If I had been drawing a paycheck for every hour I spent working on Project Euler’s problem 328, I think my summer vacation would already be paid for. But instead, after a long ten days or so of distraction, I’ll have to settle for the satisfaction of being number 38 or 39 to solve it.
In cause you haven’t visited Project Euler, it is a site dedicated to “challenging mathematical/computer programming problems”. A prototypical Project Euler challenge is one with a simple definition that is easy to solve for simple cases, but requires some ingenuity to scale up to the requirements given in the problem.
You're Getting Warmer
Problem 328 is a classic example of the genre. The basic setup is that of a number guessing game. Knowing that a number is some integer between 1 and N, your job is to make successive guesses until you get the answer. Each guess is answered with one of three conditions: low, high, or a match.
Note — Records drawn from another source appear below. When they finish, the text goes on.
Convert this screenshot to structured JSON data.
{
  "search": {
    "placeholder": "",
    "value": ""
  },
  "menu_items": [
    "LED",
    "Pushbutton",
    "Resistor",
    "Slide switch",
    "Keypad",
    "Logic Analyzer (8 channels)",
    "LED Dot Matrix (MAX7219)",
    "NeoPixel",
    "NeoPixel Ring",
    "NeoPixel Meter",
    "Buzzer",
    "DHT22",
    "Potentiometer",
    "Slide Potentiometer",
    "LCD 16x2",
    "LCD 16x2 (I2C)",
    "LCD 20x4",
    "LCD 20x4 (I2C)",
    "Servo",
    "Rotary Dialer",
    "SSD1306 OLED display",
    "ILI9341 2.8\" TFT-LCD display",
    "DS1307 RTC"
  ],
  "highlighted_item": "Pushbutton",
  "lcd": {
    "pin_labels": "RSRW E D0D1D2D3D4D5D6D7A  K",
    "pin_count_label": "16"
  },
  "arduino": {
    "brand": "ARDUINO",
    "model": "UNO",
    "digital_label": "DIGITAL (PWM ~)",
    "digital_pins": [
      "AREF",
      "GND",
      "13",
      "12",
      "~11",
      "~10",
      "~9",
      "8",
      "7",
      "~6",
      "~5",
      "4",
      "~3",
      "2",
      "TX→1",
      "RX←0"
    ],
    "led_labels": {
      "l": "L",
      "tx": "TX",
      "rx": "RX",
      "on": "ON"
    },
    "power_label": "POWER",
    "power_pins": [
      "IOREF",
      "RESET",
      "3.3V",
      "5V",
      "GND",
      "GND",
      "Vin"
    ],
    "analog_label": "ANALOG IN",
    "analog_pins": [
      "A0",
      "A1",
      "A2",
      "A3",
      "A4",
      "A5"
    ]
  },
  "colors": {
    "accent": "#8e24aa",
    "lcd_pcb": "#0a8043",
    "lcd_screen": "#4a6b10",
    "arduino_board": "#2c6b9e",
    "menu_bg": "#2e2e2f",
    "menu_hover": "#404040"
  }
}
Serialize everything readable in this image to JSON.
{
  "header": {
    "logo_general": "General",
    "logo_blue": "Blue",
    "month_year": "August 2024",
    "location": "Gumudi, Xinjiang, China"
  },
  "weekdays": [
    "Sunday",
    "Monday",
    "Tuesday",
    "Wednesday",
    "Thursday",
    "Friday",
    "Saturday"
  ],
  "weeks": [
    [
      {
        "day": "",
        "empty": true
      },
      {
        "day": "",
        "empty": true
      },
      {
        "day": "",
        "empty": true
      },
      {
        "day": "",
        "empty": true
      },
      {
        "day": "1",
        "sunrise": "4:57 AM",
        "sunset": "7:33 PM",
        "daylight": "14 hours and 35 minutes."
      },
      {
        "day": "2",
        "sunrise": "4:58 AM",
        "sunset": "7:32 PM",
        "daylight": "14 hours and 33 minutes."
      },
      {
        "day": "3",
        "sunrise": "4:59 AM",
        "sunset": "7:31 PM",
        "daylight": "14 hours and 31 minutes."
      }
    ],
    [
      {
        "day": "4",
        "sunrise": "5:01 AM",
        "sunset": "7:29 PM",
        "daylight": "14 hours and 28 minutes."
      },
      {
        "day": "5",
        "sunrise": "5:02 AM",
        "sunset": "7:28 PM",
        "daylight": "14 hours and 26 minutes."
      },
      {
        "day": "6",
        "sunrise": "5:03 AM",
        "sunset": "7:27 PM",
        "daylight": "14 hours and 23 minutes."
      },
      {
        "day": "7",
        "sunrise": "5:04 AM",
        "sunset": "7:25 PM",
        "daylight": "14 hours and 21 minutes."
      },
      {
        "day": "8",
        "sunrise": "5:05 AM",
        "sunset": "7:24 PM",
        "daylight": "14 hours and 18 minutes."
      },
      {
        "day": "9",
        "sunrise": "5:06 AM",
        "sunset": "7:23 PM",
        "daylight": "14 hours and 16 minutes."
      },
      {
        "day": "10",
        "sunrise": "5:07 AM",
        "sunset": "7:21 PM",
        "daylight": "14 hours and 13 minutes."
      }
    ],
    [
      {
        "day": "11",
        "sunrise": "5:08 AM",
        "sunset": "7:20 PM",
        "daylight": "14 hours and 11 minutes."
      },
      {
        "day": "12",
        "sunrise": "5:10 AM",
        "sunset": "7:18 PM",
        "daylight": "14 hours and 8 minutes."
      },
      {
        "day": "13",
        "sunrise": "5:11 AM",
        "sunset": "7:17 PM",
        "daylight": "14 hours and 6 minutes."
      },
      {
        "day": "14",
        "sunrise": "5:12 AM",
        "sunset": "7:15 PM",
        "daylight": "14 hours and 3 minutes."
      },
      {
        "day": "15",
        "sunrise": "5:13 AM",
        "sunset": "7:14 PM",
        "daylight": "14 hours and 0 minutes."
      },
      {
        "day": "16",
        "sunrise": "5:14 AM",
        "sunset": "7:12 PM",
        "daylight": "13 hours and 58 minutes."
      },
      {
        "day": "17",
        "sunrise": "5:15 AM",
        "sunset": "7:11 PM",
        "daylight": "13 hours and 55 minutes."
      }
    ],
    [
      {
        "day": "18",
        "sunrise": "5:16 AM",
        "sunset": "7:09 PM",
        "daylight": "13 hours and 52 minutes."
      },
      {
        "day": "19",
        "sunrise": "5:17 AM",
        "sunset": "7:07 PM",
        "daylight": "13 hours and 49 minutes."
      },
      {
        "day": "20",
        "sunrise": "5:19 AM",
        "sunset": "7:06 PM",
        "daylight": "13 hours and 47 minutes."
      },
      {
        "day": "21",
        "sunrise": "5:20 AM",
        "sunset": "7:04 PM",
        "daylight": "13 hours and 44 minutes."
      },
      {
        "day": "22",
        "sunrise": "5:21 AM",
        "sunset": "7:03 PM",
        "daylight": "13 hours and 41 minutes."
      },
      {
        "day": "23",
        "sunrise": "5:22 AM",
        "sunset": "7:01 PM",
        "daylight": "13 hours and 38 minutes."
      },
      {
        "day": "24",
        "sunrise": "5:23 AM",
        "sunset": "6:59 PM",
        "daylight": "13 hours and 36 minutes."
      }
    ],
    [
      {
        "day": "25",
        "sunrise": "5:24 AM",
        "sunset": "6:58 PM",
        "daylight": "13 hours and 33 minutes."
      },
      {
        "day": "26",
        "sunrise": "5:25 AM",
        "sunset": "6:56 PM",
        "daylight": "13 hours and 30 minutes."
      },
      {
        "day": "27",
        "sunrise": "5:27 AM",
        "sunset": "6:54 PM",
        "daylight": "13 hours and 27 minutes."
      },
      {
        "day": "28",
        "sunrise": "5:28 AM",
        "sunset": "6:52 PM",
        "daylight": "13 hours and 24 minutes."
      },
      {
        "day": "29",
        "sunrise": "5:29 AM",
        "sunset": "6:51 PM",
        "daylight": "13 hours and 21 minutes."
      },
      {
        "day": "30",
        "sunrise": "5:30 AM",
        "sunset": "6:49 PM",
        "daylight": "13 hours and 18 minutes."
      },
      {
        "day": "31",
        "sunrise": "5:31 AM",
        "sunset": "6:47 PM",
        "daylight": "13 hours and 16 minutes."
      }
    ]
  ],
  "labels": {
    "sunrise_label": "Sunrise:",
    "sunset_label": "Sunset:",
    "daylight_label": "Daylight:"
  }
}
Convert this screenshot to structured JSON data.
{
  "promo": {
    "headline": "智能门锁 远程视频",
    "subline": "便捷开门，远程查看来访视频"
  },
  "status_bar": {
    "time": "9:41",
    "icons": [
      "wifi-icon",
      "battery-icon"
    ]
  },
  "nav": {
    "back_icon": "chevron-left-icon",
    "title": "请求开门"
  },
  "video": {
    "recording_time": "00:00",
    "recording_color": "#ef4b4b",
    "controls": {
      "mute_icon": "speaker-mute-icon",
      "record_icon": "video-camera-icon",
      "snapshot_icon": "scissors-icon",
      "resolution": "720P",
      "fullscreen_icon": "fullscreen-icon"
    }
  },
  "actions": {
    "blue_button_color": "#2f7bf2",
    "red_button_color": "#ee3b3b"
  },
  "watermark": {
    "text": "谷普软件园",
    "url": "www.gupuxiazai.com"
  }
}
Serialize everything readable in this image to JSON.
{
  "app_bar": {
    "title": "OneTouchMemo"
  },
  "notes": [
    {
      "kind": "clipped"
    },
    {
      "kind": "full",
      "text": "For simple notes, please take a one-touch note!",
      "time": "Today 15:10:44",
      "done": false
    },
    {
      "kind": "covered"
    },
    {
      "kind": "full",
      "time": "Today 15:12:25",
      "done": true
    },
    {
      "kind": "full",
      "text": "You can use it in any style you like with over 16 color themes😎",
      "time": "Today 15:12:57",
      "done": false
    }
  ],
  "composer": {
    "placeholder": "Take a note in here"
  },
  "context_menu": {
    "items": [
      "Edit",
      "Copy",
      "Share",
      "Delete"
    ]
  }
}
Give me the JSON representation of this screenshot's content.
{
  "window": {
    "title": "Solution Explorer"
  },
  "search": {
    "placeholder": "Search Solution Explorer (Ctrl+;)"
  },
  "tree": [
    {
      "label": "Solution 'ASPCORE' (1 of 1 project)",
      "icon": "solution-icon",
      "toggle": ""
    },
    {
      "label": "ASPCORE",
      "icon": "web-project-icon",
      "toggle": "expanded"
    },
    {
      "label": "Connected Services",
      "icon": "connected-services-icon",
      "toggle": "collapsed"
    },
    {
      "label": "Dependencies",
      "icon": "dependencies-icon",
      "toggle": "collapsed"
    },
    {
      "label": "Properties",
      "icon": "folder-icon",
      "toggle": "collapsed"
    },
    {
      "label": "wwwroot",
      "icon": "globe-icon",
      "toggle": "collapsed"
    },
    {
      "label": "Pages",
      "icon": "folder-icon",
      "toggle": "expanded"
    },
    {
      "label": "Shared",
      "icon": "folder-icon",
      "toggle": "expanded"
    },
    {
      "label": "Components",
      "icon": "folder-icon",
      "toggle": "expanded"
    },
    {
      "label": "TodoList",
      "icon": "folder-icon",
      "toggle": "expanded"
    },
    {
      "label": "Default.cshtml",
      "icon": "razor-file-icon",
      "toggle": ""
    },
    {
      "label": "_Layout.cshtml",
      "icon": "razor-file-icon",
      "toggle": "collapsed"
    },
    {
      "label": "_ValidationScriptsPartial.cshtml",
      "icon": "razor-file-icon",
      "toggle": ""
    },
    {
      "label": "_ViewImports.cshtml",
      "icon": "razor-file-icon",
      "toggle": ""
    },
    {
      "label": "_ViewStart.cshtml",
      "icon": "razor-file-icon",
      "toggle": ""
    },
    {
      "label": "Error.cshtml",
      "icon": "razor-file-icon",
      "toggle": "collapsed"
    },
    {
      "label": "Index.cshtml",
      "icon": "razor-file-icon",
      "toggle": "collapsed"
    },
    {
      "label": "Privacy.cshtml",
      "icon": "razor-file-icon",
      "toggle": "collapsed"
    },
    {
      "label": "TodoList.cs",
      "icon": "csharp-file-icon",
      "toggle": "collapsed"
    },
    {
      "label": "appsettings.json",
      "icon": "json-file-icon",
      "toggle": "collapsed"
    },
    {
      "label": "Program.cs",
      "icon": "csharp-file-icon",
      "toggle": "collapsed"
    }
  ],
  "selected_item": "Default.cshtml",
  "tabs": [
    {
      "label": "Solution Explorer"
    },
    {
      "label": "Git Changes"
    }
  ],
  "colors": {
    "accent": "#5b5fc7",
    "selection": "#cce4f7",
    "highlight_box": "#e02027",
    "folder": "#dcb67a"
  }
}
The twist in this problem is that your job is not to minimize the number of guesses you have to make, but rather, to minimize the sum of the guesses. For any range 1 to N, you have to select a path that minimizes the worst case cost.
As an example, if I was going to guess a number between 1 and 10, the best of the worst case strategies yields a value of 16. I get this score if the hidden number is either 8, 9, or 10. My first guess is 7, and in the worst case, my second guess of 9 nails it down to either 8, 9, or 10. Of course if the number is 6 or less I’ll get a lower score. Change the first guess to some other number, and you will always have a case which results in a score of greater than 16.
Figure 1 shows what the choice graph looks like when choosing a number between 1 and 20. The first number in each node is the guess. When a second number is present, it represents the accumulated cost at that point, working up from the leaf nodes. The choice at the top of the graph, 13, shows the cost for that problem: 49.
Choosing a number between 1 and 20
The Naive Approach
Solving this problem in small cases is nice and easy. Using a recursive formulation you can implement it in a single screenful of code. My test implementation in C++ is shown here - it calculates both the optimal first choice and the cost for a given range. By calling itself recursively, the problem solution is tidy and compact:
Like most recursive routines, it bails out early with one of three base cases which have trivial solutions. For all non-trivial solutions, the routine simply iterates through all possible guesses, calculating the cost of that choice and using recursion to calculate the cost of the two subproblems it creates.
Although this algorithm is simple and has a certain elegance, it has one big problem. A little examination will show that the runtime of this routine is asymptotically proportional to kN. Running on my desktop Linux system I was able to calculate best choices pretty quickly when N was under 30, but after that the runtime started ramping up drastically.
Getting There From Here
Since the solution to this algorithm requires calculating the best choice for numbers up to 200,000, there is no way that an O(kN) algorithm was going to fly. And that, of course, is the essence of a good Project Euler problem. Developing a solution for the simple cases is just the start.
After realizing that the naive solution won’t do it, you have to start looking at the problem from all angles. Can some optimization reduce it to a tractable polynomial problem? Or do you need a completely different approach. Perhaps the problem has a closed form solution that just requires pumping some numbers into an equation?
Eventually I was able to develop a solution that calculated all 200,000 value in less than a second. And while that would make an interesting post all on its own, it would be the epitome of bad form to spill the beans on an Euler Project solution.
Without giving away the secrets, however, I can tell you what was the most important factor for me in nailing down this problem: visualization.
To try to make some sense out of these paths through the choice tree, I turned to an old friend: Graphviz. This open source package makes visualization of data structures like binary trees a piece of cake.
Figure 1 is a simple graph created with graphviz. To really see the value of this package, examine the choice tree for N=100 in PDF format or SVG format, if your browser supports it. I spent a long inspecting these images, including some that had hundreds of nodes.
For this program, I didn’t even link to the graphviz library - I just created text files in the
correct format, then made a
system() call to the dot compiler program, which
creates the graphics files.
For this particular problem, graphviz is what guided me to my solution, and I don’t know of any other package, free or commercial, that could have done as well. It was the perfect tool for the job.
Now that I have put Problem 328 to bed, have my eye on Problem 304, known as Primonacci. This problem requires working with Fibonacci numbers with trillions of digits - numbers so big that they won’t fit in RAM on any computer I have access to.